Subject: Northern Asia & Western North America
Period: 1772 (dated)
Publication: Diderot's Encyclopedia (Supplement)
Color: Hand Color
14.7 x 11.8 inches
37.3 x 30 cm
The Encyclopedie was published under the direction of Diderot from 1751 onward with thousands of articles written by the most prominent philosophers and scientists of the time. These great minds collaborated in the goal of assembling and disseminating the fruits of accumulated knowledge and learning. This massive reference work for the arts and sciences, served to propagate Enlightened ideas. Read a full description of this work and Diderot at Wikipedia.com.
This intriguing pair of maps offers an informative overview of some of the early cartographic theories concerning the northern part of Asia and the western part of North America, as well as the Arctic search for a Northwest Passage.
A. Carte des Parties Nord, et Est de l'Asie qui Comprend les Cotes de la Russie Asiatique.... This unusual map details the northern coastline of Russia (including Scandinavia), the eastern coast of Asia to below Nanking, and a bit of the coast of America called Anian. Inset into the map are four small maps of the western part of North America: I - Features the entire western coast with Japan just a short distance offshore; II - Focuses on Nova Granada showing the Mexican coast of the Gulf of California; III - Focuses on the Zubgara and Tolm Regnum of Nova Granada and the mythical seven cities of Cibola; and IV - Depicts Anian Regnum including Quivira Regnum and another Tolm Regnum. All together a fascinating view of some of the early cartographic theories concerning the western part of North America. This is a re-engraved edition by Heidegger.

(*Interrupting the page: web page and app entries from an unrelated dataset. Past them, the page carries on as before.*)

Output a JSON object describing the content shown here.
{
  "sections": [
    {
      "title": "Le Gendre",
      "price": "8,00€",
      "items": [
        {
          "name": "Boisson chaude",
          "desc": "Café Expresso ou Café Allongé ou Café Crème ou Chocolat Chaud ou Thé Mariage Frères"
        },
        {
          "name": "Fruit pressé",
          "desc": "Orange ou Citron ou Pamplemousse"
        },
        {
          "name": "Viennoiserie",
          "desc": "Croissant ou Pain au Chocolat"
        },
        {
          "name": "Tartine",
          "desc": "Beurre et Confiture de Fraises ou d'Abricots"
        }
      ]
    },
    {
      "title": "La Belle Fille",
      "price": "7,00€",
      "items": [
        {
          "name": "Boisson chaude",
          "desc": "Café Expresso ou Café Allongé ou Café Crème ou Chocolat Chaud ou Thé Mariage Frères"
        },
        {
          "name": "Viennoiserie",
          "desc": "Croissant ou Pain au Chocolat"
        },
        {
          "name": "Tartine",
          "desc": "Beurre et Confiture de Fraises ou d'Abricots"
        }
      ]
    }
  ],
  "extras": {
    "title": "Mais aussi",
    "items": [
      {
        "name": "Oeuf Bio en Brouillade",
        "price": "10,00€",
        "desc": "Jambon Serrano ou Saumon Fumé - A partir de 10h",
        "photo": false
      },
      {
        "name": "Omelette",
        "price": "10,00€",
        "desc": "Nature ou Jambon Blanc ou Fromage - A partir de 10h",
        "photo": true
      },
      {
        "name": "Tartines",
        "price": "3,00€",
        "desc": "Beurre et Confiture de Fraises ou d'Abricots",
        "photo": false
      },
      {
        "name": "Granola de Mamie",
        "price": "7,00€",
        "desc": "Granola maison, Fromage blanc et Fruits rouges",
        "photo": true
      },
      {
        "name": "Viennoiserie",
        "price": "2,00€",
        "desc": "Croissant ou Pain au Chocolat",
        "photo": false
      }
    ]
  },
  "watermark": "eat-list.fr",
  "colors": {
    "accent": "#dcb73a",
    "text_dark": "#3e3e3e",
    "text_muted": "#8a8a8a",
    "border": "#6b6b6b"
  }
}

B. Nouvelle Representation des Cotes Nord et Est de l'Asie.... Interesting map of the northeast coast of Asia depicting Kamchatka, Japan and Korea. It also shows part of what is present-day Alaska. The Tchutski (Chukotskiy) Peninsula stretches very close to the American landmass, hinting at a possible land bridge. Within the larger map are two insets (one within the other). The insets represent an evolving understanding of the geography of Kamachatka, with the map being the latest iteration. The first inset, No. 1, was completed by Abu al-Ghazi Bahadur, who was the ruler of Khiva in present-day Uzbekistan for 20 years.
References: Pedley #402 & #406; Wagner (NW) #637, pp. 158-162.
Issued folding, now pressed, with light offsetting. There are several minor damp stains confined to the blank margins.